The Commonwealth of Massachusetts is not a 50/50 state. When a court is needed to rule on the allocation of assets, they are not necessarily divided equally between the two parties. While some states mandate a 50/50 split, Massachusetts is an equitable division state.
Commonwealth laws dictate that the courts can decide on a fair division of assets regardless of who actually owned it. A court could declare that the division is 60/40, or 70/30, etc. Any assets are subject to division between the spouses, and not always equally. This includes inheritance, a spouse owned business, real estate, retirement accounts, etc.

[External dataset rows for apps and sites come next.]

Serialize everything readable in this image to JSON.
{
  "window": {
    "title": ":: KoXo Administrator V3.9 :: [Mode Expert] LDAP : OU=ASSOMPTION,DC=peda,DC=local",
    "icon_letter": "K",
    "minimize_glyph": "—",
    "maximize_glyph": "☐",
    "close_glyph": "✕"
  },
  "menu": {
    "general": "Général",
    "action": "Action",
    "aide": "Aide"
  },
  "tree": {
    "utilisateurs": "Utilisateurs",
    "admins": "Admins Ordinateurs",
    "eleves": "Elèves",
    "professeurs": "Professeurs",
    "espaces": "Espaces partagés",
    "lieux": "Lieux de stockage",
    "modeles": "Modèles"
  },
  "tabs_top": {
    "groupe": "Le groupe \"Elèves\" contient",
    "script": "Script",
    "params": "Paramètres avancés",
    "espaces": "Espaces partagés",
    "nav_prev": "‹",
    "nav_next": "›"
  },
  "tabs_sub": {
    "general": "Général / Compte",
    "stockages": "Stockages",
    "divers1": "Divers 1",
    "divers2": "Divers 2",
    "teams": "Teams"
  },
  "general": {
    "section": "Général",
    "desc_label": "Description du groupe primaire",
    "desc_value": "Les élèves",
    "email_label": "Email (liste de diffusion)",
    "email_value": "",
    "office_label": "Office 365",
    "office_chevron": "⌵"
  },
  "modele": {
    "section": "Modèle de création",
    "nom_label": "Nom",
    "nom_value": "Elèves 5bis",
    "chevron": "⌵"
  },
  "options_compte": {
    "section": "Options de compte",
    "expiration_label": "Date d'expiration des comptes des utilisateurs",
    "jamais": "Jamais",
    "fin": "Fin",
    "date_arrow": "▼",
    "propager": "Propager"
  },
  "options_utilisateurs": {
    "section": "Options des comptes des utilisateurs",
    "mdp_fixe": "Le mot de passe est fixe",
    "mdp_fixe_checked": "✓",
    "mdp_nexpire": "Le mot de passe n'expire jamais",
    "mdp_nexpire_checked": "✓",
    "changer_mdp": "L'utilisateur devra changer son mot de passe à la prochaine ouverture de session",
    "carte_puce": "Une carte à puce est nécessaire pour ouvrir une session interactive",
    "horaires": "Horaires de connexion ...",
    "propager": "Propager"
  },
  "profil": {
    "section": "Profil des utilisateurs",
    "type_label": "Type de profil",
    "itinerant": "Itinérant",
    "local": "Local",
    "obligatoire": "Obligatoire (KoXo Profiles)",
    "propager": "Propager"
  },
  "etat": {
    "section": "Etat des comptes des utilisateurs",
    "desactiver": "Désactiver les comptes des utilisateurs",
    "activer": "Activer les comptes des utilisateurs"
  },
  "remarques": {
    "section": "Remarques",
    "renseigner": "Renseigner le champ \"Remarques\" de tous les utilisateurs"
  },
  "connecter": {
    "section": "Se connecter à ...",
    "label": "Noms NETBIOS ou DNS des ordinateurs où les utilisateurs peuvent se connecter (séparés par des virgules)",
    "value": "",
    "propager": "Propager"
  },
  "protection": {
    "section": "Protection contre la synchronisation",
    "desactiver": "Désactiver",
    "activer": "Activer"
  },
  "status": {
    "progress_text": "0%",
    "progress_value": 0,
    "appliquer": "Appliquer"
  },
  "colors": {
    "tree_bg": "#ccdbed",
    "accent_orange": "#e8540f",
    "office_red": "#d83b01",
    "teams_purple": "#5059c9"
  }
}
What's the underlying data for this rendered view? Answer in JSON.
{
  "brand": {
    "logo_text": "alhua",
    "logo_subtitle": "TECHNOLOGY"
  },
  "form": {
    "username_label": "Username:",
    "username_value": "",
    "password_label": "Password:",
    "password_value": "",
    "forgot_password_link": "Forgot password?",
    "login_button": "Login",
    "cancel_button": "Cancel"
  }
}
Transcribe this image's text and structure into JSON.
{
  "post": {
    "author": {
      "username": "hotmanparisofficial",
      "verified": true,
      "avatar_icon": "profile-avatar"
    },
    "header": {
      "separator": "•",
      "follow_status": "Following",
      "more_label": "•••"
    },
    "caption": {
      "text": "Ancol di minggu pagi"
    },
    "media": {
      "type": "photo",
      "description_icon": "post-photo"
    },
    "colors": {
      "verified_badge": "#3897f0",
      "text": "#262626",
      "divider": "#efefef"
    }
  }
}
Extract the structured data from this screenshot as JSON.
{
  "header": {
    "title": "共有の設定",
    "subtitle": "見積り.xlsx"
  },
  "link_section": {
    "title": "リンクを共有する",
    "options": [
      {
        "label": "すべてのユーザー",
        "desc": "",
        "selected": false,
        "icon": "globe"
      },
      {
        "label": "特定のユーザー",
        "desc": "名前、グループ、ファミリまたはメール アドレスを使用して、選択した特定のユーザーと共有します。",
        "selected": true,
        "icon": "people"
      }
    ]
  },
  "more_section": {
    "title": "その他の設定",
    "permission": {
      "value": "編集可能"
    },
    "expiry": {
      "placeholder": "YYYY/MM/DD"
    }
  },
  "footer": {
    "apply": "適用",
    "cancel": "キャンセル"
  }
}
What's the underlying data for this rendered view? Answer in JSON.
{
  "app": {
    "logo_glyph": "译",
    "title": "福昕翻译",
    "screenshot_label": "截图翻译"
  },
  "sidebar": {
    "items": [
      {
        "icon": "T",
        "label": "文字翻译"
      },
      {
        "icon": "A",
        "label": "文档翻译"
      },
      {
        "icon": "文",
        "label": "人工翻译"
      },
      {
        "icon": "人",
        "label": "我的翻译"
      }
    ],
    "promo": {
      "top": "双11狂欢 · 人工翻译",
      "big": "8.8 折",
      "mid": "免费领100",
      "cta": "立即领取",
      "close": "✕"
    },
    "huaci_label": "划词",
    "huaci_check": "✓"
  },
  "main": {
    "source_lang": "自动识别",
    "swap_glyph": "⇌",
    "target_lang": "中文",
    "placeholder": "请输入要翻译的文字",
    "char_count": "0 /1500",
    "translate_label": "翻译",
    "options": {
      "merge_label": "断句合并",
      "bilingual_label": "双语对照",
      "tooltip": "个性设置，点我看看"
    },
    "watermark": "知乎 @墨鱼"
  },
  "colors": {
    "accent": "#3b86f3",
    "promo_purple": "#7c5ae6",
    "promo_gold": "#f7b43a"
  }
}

Many factors are taken into account when determining the division of assets. The factors considered are tailored to the individuals involved. Some examples include the length of the marriage, the behavior of each party during the marriage, the health status of both parties, and the occupations of each party. Additionally, children, lifestyle, and specific needs of each party can be weighed when deciding on a fair division of assets.
Debts and tax responsibilities should also be considered when dividing assets. Keep in mind that not all assets have the same tax consequences. Retirement funds, for example, are generally before tax assets, and tax is paid upon distribution of funds. Additionally, debts are not divided into other assets.
The process of asset division during divorce is complicated. For help navigating this complex issue in Massachusetts, contact our firm for reliable legal advice.